When Pinker says that paragraphs don’t exist, he obviously means this in some formal, linguistic sense. (He’s a linguist, after all.) As Iain McGee puts it: “There is no necessary linguistic reason for a text to be segmented into paragraphs” (239, emphasis in the original). But while Pinker tells us that paragraph breaks offers readers a place to rest, McGee points out that “the paragraph aids the writer in constructing the text” (ibid.) Indeed, I suggest that writers construct paragraphs as much to be kind to themselves as to be kind to their readers. But what McGee and Pinker seem to agree about here is that the paragraph has no intrinsic motivation, no individual dignity, no essence.* And this is the idea I want to challenge.
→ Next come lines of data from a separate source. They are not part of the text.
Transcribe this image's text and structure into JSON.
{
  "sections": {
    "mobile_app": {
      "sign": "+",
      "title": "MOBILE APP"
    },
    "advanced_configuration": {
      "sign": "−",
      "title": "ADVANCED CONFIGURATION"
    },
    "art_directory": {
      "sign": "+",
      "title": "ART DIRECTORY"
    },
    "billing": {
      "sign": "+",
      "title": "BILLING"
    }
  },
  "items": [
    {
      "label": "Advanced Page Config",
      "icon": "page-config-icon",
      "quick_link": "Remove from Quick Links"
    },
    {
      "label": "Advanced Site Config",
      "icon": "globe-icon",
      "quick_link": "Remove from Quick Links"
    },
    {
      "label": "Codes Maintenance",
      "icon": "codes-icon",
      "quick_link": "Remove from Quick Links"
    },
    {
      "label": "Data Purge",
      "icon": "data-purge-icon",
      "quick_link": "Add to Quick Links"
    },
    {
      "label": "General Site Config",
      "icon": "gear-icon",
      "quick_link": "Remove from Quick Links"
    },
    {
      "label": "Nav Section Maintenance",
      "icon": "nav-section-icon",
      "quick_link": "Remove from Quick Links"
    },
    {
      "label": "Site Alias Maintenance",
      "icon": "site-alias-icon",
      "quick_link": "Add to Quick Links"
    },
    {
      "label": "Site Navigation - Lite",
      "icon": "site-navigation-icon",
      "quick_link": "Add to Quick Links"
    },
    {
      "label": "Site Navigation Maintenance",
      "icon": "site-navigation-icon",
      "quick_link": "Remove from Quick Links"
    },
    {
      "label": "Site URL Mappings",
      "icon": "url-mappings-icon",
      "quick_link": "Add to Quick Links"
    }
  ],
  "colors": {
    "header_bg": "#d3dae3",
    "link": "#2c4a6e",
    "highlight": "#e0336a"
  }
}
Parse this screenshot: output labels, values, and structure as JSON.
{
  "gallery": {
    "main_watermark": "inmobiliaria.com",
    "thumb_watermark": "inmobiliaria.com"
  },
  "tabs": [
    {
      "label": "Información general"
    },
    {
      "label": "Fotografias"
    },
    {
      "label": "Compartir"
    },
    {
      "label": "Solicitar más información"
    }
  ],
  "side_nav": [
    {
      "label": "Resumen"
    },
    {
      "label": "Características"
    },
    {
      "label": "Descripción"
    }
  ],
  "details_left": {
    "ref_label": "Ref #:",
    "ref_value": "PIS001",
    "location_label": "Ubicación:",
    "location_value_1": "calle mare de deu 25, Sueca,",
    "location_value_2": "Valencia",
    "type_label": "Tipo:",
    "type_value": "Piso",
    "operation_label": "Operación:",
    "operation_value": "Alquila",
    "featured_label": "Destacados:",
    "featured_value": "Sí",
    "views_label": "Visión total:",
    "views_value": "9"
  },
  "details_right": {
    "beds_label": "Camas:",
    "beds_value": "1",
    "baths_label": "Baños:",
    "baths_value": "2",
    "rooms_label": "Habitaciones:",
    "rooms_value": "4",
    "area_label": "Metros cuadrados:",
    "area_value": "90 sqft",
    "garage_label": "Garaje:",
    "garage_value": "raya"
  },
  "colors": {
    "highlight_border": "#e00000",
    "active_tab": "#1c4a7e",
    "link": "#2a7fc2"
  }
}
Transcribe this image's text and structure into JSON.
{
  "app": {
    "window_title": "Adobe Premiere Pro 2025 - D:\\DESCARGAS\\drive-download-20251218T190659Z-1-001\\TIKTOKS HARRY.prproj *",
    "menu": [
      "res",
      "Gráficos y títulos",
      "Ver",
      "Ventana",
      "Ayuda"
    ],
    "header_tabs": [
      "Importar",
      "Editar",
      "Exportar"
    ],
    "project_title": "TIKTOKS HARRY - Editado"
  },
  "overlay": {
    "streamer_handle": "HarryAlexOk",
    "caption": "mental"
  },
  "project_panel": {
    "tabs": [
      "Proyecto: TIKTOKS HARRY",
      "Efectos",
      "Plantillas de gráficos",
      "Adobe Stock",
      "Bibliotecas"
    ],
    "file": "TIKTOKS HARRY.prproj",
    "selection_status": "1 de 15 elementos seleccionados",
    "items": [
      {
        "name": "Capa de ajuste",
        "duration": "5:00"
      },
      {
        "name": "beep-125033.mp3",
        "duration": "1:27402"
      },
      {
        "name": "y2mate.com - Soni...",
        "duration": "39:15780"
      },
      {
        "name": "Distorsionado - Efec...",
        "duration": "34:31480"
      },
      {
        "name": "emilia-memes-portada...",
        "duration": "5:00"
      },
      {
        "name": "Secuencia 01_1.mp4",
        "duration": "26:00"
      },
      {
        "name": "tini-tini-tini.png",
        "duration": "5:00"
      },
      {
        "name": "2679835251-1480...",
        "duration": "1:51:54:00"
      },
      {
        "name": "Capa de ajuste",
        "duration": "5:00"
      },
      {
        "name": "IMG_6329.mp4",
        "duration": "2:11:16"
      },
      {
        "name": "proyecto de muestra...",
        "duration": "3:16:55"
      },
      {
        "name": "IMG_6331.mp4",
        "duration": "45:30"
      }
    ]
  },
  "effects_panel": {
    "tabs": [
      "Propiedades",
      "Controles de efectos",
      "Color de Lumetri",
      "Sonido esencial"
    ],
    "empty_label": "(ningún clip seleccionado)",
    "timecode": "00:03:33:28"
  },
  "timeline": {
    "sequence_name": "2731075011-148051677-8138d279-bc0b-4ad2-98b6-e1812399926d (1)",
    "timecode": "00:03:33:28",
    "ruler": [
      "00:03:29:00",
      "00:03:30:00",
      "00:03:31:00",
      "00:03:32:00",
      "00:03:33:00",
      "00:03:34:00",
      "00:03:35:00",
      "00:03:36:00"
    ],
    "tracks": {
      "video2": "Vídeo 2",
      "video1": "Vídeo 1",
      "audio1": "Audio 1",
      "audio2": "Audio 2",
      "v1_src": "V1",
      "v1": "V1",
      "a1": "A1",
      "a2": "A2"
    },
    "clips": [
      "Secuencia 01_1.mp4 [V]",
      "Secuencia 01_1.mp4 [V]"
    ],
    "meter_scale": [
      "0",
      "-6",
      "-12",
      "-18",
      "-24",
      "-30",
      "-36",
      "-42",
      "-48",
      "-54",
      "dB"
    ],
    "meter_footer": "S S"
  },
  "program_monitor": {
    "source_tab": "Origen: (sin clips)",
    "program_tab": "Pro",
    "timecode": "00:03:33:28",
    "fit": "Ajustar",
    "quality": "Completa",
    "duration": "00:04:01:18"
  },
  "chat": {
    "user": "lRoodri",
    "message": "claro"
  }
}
Essences need not be timeless. To say that something is constructed is not to say that it isn’t real; Foucault famously proposed that there is a “historical a priori“. What this really means is that intelligence has a tradition and this tradition has consequences, in part for how we use language. But the history of discourse is manifest not just as a constraint on what we can say, or a demand on how we say it; our present day discursive conditions are, much more importantly, affordances. (Julia and I have talked about this before.) They allow us to say to say things more effectively and more efficiently than we otherwise could. The traditional paragraph, I want to argue, is such an affordance.
The utility of the paragraph is not just that it breaks up the page, giving the reader and the writer a rest (a break). It’s not a merely visual effect. I’m a pretty staunch defender of the paragraph as a coherent “unit of discourse” that we can make (or, as Pinker puts it, build) well or not so well. Crucially, I believe that we can learn to become better at making such things, not just carving our stream of consciousness into the appearance of them. A paragraph, in the sense that I use that word, is not just whatever happens between a set of visual markers (like a tab indent and a line return). As I said on Twitter, it is a what Deleuze and Guattari call a plateau — “a self-vibrating region of intensities”.
I realize that invoking Deleuze is not the most familiar rhetorical move in defense of the traditional prose paragraph. But let’s remember that T. S. Eliot, who arguably invented modernist poetry (or was at least given credit for doing so by the Nobel Prize committee) did not see his innovations as a break with tradition, but as a continuation of it.
We know how to write paragraphs. Or we know how to write a great many different kinds of paragraph that achieve a wide variety of effects. These skills can be taught and students who learn them will be better writers, and better thinkers, as a result. A paragraph can’t do everything, and will accomplish nothing automatically simply by following a set of prescriptions. But that does not mean that they don’t have their own, internal reason for being. Nor that they can’t find their own composure.
(to be continued…)
*Update: This resonates nicely with some Mike Duncan says in his very useful review of the scholarship on the paragraph: “It is the most obvious and visible evidence of the ebb and flow of our thoughts in writing. Hold a typed page ten feet away — the words fade to smudges, but the indented visual structure remains” (472).